Suzanne McDermott said...

What a great lot of posts, Rhonda! Excellent lists! Your lemons turned out perfectly, love your Koi and I really appreciate all the information you've shared from the Simmons workshop. What a great opportunity!

Joan Sandford-Cook said...

Hey Rhonda what a lucky girl being taught by this great guy of such freedom and light. Your geisha is magnificent and as for all the canyon process, it was a revelation even to me who pours, sticks and plays to her hearts content. What a magical workshop and teaching post.

Christiane Kingsley said...

I really admire Nick's bold pours. I can't wait to see what you will do with the canyon painting. Thank you for sharing all of this with us.

RHCarpenter said...

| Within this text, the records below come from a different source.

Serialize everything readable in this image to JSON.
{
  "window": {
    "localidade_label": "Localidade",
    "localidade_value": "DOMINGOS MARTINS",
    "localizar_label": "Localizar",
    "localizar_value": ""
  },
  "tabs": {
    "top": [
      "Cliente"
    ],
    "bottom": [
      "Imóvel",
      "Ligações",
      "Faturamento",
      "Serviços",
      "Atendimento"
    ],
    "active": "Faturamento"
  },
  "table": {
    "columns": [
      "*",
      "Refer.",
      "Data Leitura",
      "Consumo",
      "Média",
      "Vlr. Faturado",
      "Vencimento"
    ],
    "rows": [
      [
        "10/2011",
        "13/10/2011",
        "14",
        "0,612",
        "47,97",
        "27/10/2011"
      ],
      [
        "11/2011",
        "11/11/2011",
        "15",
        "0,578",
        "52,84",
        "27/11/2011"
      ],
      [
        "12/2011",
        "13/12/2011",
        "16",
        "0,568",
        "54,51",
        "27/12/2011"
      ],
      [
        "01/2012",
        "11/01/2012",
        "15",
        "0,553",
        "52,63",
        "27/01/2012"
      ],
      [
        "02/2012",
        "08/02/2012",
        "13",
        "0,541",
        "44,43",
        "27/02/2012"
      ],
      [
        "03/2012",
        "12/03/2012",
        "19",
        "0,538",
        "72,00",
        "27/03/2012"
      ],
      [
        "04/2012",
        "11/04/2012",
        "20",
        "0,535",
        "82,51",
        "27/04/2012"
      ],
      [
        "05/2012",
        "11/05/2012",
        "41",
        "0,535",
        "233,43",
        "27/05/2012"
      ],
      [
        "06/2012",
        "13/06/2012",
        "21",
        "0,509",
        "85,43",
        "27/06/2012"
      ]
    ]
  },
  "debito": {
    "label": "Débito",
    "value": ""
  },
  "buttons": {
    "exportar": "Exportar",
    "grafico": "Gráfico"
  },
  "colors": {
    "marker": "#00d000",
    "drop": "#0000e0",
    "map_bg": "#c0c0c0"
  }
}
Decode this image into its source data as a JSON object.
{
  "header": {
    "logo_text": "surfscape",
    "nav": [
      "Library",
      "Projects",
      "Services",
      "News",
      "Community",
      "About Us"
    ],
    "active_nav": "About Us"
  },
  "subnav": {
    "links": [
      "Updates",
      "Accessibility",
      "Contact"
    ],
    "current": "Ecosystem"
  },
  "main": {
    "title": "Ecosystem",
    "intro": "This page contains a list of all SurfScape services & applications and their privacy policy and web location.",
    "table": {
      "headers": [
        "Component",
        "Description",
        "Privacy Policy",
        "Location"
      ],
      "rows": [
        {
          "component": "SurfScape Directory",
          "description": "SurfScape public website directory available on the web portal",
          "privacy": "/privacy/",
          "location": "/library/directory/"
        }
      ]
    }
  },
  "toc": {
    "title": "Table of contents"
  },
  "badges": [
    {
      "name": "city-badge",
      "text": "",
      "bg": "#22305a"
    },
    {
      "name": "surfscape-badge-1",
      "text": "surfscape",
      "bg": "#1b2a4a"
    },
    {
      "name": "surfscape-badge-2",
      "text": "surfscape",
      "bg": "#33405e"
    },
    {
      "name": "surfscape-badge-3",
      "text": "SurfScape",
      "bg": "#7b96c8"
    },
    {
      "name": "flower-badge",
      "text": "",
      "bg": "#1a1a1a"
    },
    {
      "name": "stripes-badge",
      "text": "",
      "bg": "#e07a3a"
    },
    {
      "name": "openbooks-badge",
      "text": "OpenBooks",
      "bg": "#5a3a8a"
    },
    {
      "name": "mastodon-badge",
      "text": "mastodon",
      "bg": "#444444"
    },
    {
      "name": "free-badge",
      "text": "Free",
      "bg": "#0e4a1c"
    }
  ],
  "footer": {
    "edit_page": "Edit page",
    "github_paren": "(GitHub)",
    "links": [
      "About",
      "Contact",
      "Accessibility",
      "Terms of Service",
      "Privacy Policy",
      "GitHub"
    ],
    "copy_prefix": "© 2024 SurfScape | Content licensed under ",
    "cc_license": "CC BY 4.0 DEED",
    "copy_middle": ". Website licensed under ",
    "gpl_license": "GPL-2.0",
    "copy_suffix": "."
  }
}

Sonya, Christiane and Joan, I'm afraid I've let the canyon get away from me but have an idea to try to save it from total ruin! ha ha I will share - good or bad (you know me, I have no shame!)
Suzanne, glad you are enjoying it. Only the koi stuff left and you can get that on his DVD, but I'll share the one he did in the workshop.
I highly recommend him - take his workshop, go with an open mind to listen, learn, laugh and be pushed past your limits a bit :) I know he's often called the Bad Boy of Watercolor but to me he's one of the most giving instructors, telling you all the "secrets" others might hold back, and entertaining you in the process with great stories (some are even true :)

Chris Beck said...

Rhonda, I'm way behind in blog reading, but finally catching up -- thanks for this whole series of posts on Nick's workshop -- very interesting and educational!! I like your koi painting -- and don't feel bad about the others -- most of the work I ever did in workshops was a "learning experience" at best!! ;-D

RHCarpenter said...

Chris, you must be a busy lady lately but glad to hear from you - hope you are fine as frog hair :)